In case you have no idea what a social story is, Carol Gray of The Gray Center in Michigan developed this concept in 1991. According to The Gray Center, social stories “describe a situation, skill, or concept in terms of relevant social cues, perspectives, and common responses in a specifically defined style and format.” In other words, they give people with autism a play-by-play guide on how to behave in social situations. These situations can include standing in line to buy tickets to a movie or going on a date with someone.
As a mom of a four-year old on the autism spectrum, I certainly did not think that I needed to learn how to handle “the talk” at this time. Then, I heard that the Resources for Children with Special Needs (RCSN) in New York City was having a symposium on Friendship, Dating, Sexuality, and Disability last Wednesday. I just had to attend.
Panelists at the symposium included: Dr. Michelle S. Ballan from Columbia University School of Social Work, Dr. Chris Rosa from the City University of New York (CUNY) and Brian Schwanwede, a sophomore at Fairleigh Dickinson University who has *Aspergers syndrome.
The experience was informative and enlightening. I was able to gain some insight into some of the issues that Angel may face as he becomes a young man. During the symposium, I wondered if many parents can honestly say that they know how to discuss sexuality with their child who has a disability. I am sure it is not easy for parents of typically-developing children.
According to Dr. Ballan, parents of children with autism may
- have uncertainty regarding their adolescents’ need for information about sex.
feel uneasy about the sexual future of their adolescent children.
- believe that knowledge of sex equals desire.
- believe that their children won’t be getting married, so there is no
need to teach them about sex.
Then, Dr. Rosa pointed out the mainstream view that there is a pervasive sense of asexuality in people with disabilities. He also added that this perception includes the idea that sexuality is not relevant in the lives of this demographic. I believe that a person’s disability does not automatically exclude them from wanting friends or having desires and feelings for another person.

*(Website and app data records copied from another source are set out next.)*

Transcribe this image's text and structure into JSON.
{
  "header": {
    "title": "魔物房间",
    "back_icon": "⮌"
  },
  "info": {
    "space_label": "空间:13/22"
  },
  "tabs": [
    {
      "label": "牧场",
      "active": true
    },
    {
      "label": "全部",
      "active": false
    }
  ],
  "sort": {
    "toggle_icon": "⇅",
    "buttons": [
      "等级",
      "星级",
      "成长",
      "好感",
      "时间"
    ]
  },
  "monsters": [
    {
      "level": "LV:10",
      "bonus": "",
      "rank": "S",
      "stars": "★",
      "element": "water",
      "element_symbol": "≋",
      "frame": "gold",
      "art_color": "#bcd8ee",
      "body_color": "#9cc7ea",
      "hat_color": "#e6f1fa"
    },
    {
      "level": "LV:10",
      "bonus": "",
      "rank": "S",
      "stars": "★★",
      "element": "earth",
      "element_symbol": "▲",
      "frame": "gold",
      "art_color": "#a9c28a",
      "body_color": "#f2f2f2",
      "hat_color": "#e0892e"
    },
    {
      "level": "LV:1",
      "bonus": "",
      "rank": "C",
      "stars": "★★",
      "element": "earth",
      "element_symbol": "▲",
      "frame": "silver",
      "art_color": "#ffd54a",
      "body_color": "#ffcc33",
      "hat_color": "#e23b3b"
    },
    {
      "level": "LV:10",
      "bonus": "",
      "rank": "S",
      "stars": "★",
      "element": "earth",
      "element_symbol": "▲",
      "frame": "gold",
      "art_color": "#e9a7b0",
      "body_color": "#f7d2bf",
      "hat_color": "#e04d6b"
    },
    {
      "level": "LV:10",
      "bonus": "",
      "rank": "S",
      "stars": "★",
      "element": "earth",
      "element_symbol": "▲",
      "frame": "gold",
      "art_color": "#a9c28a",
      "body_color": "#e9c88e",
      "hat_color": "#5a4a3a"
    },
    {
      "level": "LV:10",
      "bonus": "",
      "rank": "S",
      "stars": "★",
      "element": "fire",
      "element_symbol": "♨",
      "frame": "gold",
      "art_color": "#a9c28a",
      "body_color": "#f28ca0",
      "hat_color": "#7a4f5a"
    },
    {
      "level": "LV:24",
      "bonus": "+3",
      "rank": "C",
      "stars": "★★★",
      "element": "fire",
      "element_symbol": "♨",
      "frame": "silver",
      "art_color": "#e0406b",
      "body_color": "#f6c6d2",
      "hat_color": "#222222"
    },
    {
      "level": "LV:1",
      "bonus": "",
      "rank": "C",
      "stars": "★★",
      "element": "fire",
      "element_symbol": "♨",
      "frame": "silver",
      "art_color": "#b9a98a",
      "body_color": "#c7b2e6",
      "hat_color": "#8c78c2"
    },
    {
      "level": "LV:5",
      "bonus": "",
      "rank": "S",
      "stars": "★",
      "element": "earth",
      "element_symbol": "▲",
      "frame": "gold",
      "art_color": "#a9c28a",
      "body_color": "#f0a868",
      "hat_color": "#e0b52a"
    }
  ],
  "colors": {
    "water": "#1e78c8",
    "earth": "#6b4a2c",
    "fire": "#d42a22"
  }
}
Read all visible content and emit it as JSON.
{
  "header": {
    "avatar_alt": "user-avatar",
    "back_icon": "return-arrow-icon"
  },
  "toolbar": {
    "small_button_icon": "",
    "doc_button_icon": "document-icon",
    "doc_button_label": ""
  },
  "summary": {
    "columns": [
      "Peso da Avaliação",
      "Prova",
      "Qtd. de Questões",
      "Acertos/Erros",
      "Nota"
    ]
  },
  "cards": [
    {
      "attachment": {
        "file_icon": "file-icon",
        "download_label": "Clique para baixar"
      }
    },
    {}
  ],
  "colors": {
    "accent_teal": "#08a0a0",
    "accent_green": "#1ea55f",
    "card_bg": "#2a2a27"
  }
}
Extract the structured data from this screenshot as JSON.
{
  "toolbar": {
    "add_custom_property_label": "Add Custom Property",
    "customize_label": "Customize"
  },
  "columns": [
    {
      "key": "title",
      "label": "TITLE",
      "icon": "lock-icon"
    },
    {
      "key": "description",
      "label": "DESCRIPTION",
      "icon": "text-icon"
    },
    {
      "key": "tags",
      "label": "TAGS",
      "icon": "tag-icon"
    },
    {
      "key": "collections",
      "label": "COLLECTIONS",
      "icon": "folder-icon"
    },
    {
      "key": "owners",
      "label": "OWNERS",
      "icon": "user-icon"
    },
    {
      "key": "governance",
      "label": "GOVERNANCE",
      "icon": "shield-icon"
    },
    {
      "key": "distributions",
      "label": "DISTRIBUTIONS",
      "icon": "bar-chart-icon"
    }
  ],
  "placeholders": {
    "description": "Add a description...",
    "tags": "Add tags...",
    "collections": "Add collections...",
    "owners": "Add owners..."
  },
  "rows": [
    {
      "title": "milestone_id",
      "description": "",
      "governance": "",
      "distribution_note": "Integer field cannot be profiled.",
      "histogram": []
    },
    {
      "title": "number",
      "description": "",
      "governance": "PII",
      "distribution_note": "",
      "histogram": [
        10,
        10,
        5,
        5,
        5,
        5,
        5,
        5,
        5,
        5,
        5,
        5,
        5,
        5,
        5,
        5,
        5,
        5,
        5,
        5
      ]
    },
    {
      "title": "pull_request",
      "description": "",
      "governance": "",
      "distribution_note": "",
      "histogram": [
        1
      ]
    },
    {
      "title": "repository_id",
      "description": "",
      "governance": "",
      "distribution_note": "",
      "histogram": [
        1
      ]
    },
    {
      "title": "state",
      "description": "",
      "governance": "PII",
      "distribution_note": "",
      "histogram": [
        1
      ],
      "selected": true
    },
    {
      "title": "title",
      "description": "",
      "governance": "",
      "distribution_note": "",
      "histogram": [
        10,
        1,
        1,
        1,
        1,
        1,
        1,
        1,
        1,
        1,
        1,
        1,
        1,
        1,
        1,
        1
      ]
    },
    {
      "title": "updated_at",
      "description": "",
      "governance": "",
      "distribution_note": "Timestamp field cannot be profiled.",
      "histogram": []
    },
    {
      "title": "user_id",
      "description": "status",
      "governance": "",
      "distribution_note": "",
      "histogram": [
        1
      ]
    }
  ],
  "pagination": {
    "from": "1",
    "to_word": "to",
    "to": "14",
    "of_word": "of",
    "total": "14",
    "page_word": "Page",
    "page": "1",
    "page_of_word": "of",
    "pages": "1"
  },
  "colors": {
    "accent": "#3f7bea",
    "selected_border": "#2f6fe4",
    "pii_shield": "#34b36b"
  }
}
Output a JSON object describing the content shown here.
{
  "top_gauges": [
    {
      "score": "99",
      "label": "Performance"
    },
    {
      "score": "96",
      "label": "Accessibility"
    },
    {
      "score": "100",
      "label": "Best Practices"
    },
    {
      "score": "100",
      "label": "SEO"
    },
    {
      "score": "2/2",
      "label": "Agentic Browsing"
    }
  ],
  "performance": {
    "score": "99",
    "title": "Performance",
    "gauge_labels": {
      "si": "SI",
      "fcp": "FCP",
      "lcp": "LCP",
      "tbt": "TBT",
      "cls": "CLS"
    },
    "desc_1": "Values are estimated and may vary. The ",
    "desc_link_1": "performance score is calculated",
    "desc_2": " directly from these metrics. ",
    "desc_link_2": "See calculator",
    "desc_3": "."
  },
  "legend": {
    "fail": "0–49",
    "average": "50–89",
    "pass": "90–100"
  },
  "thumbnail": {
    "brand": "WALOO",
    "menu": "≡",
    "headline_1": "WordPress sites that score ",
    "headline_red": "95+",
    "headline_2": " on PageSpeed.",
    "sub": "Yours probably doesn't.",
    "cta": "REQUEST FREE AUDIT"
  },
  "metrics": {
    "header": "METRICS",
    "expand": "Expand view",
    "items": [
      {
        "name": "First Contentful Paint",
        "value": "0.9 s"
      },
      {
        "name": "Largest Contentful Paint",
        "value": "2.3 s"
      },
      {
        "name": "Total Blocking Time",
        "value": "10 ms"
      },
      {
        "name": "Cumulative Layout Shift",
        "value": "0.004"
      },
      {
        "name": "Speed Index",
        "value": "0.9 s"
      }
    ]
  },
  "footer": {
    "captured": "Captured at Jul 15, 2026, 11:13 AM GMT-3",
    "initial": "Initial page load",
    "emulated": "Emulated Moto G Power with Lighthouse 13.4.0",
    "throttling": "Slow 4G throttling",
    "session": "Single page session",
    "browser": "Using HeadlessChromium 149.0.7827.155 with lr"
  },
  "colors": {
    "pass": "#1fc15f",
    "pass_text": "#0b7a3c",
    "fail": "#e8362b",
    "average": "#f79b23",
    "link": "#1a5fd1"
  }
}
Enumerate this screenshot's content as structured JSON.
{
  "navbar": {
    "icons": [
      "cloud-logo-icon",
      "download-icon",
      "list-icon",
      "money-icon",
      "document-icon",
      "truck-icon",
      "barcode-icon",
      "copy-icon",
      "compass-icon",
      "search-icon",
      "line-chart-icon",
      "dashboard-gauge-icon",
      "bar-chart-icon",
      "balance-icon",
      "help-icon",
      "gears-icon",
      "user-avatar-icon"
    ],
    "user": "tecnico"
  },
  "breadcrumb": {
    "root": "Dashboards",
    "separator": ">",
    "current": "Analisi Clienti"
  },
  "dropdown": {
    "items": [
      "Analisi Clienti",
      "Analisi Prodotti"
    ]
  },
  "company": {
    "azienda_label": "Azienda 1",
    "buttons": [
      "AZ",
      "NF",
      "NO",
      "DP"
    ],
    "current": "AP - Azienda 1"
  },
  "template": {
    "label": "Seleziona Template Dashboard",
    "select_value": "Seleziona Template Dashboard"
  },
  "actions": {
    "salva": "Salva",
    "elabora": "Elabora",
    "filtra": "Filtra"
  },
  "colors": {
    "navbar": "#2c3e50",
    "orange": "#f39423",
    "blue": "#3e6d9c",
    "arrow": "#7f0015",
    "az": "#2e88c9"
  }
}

So how can we adequately prepare our children with disabilities for a sexual world? Some may say why are you thinking about this now, your child is too young. I rather think about it now than wait until he is a teenager and his hormones start raging. Please keep in mind that for people with disabilities like autism, physical maturity may happen at a faster rate than cognitive development.
As Dr. Ballan stated, we have to teach our children:
- the difference between making a choice and responding to a demand
- learning when it is okay to say “No”
- how to build self-protection skills to guard against sexual exploitation
- ways to develop self-respect and self-esteem
- how to understand social cues
As I listened to the panelists, I thought about what we will tell Angel the day he tells us he likes someone. What will we do when he has urges that he does not understand or that he wants to act on? How will we explain being safe and how to protect himself?
When Brian Schwanwede spoke, I began to wonder even more what Angel’s life would be like as a young adult. Schwanwede said he often finds himself analyzing every possible outcome in social situations and refuses to be governed by impulse. He has only been on one date.
I have no idea how Angel will decide to deal with others in social situations. Will he get out there and try things or will he always be guarded? My hope and dream for Angel is that when he falls in love the other person will realize that although autism is a part of who he is, it does not define who he is.
Have you discussed sex with your child? Does your child have a disability? If so, how did this impact your talk? Please share your child’s age in your comments.
Remember to visit the RCSN Web site for Dr. Ballan’s resource list and an article on this topic by Dr. Rosa. (http://www.resourcesnyc.org/book-list-and-article-chris-rosa)
*According to Web MD, Aspergers syndrome is found on the higher end of the autism spectrum. People with this disorder “generally have normal intelligence and near-normal language development, although they may develop problems communicating as they get older.”